Now, if I can show that the congruence has no more than 2 solutions, then I believe the problem is solved. How can I demonstrate this?

• Let $x$ be a solution. Then you know $x^2 - z^2 \equiv 0 \pmod{p}$. Does that ring a bell?
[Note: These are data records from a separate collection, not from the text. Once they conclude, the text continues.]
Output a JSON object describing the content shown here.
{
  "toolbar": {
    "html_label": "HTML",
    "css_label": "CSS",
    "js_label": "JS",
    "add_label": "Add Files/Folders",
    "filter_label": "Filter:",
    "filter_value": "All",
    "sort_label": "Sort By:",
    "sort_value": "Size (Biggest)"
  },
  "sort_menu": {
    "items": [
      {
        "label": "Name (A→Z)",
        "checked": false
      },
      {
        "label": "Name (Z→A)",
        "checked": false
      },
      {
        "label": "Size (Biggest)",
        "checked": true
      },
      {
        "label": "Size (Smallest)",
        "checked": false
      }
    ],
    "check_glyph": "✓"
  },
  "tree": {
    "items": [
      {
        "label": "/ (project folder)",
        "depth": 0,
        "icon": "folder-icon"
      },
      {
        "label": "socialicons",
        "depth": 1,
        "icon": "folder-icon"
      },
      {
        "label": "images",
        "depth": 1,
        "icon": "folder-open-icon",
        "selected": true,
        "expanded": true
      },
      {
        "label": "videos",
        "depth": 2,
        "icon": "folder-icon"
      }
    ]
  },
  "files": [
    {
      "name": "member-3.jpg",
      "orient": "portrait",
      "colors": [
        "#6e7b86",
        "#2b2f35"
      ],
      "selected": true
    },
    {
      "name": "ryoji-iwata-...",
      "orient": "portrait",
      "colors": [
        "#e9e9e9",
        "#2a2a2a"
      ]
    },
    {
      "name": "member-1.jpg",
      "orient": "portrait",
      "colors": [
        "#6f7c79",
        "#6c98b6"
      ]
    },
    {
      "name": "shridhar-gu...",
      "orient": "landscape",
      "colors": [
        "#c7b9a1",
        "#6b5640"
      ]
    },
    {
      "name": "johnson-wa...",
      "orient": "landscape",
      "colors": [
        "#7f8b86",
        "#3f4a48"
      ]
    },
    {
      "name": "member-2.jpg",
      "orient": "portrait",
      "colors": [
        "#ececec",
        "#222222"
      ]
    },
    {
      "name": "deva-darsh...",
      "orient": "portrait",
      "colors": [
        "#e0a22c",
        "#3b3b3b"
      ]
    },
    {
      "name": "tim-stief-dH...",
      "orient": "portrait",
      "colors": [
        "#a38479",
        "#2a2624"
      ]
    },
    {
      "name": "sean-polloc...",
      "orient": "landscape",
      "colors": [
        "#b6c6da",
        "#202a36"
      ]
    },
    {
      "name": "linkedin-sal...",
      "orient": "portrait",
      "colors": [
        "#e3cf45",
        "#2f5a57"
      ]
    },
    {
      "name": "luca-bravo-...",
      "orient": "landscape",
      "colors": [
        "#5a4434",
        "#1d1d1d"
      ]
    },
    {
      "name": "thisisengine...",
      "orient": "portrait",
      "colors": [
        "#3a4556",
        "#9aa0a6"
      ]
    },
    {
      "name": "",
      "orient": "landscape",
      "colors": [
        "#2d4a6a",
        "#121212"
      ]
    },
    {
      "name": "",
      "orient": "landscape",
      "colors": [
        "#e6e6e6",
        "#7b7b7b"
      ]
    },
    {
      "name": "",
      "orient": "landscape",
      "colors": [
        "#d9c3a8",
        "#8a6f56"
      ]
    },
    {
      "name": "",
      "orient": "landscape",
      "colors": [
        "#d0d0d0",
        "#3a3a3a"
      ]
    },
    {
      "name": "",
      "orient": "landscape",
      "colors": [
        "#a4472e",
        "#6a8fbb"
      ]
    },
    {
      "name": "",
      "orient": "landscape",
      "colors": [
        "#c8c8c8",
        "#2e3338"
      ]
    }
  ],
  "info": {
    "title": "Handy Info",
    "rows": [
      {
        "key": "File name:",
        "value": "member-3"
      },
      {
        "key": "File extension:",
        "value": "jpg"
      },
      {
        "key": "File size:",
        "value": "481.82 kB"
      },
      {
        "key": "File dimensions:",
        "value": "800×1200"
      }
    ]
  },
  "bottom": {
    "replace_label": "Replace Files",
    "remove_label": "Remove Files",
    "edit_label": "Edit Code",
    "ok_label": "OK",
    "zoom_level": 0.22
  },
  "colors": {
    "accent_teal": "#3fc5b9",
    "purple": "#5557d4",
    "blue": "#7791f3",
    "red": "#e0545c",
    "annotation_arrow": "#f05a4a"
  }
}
Feb 24, 2014 at 22:53

If $$\,b\,$$ is a root then $$\!\bmod p\!:\ b^2\equiv a\,$$ so $$\,x^2-a\equiv x^2-b^2\equiv (x\!-\!b)(x\!+\!b),\,$$ so if $$\,c\,$$ is also a root then $$\,(c\!-\!b)(c\!+\!b)\equiv 0\,$$ so $$\,p\mid(c\!-\!b)(c\!+\!b)\,\color{#c00}{\rm \overset{F}\Rightarrow}\, p\mid c\!-\!b\$$ or $$\ p\mid c\!+\!b,\,$$ so $$\,c\equiv \pm b,\,$$ by $$\rm\color{#c00}{F}$$ = FTA = existence & uniqueness of prime factorizations (or by Euclid's Lemma or closely related results).
Or if $$\,c\not\equiv \pm b\,$$ is a root then $$\,(x-b)(x+b) \equiv (x-c)(x+c),\,$$ contra polynomials over a field have unique prime factorizations (Euclidean domains are UFDs). See here for more on this view.
Remark $$\$$ More generally over a field (or domain) such as $$\,\Bbb Q,\Bbb R,\Bbb C,\Bbb Z_p,\,$$ iterating the Factor Theorem shows that nonzero polynomial has no more roots than its degree (in fact this property is equivalent to the coefficient ring being a domain, i.e. $$\,a,b\neq 0\Rightarrow ab\neq 0).\,$$ See here for a proof.